*PROBLEM STATEMENT*.
Every line with "text" in it must be copied from the data.
---
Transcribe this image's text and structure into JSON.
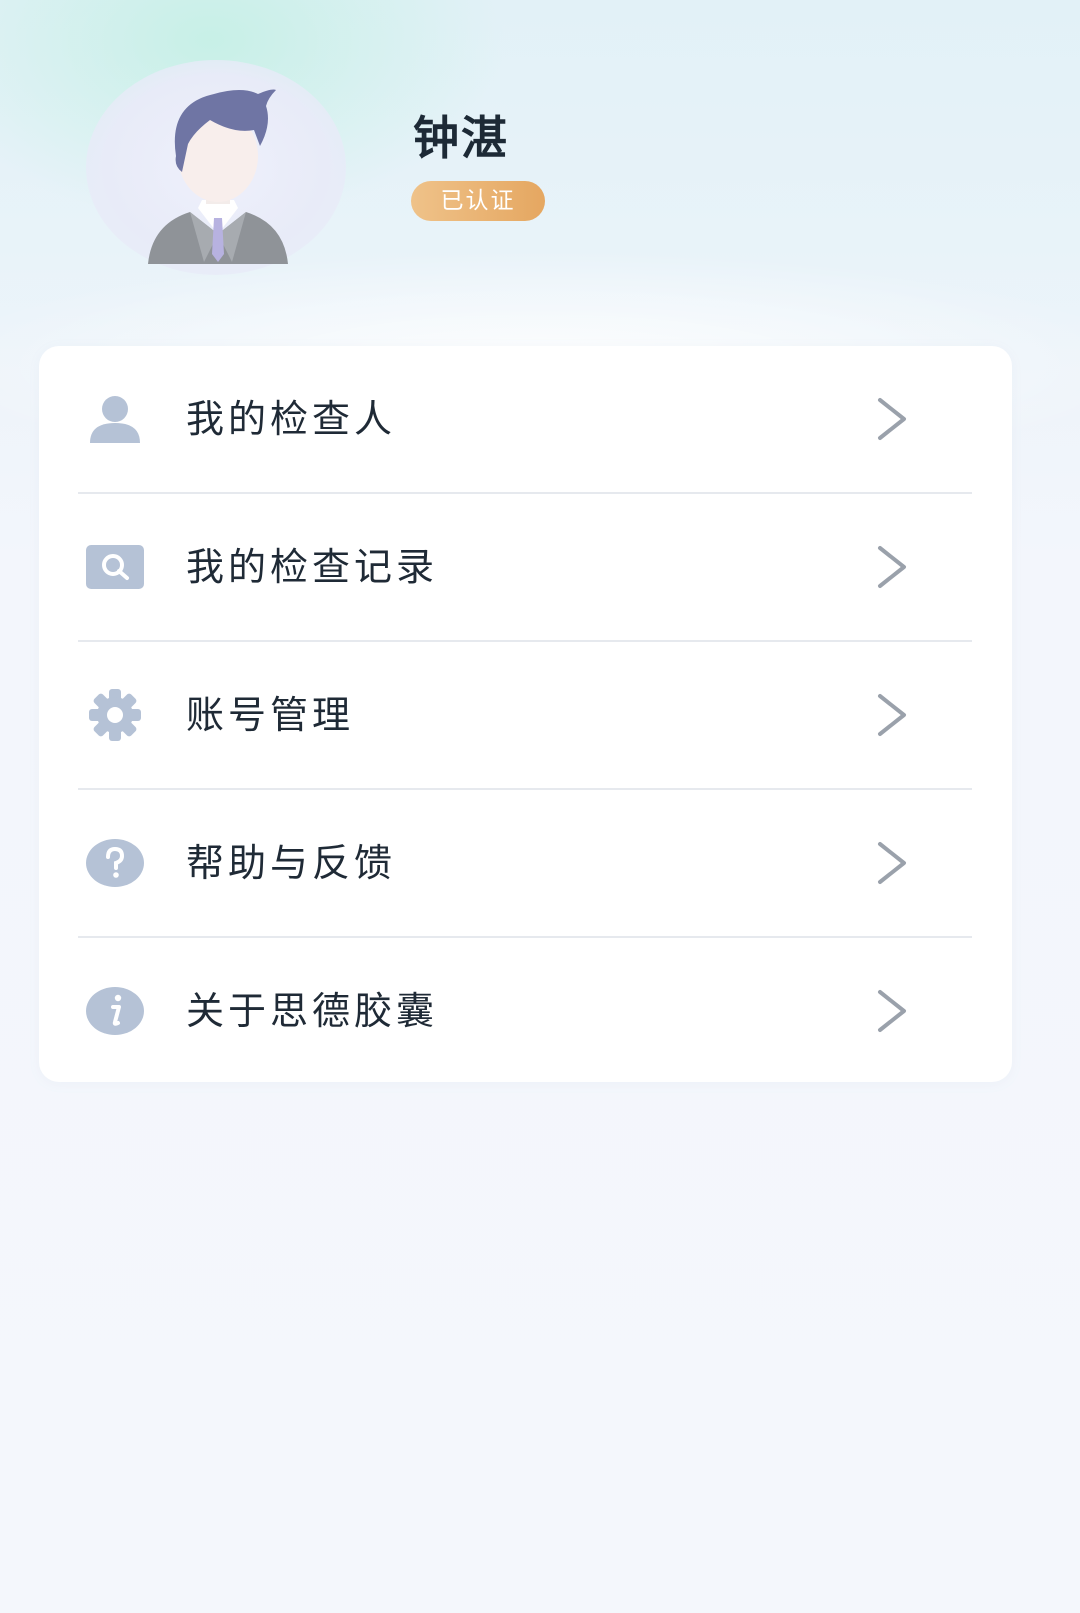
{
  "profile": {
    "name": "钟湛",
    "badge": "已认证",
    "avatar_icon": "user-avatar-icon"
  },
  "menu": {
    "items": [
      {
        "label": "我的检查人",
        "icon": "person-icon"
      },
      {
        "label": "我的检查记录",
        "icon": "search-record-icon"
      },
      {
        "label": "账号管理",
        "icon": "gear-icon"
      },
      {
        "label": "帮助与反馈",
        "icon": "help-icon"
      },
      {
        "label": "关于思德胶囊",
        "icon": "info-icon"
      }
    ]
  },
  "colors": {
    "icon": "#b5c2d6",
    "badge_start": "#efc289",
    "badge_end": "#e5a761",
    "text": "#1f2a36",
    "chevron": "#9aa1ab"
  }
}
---
*WRITTEN ANSWER*.
Transcribe this image's text and structure into JSON.
    "text": "#1f2a36",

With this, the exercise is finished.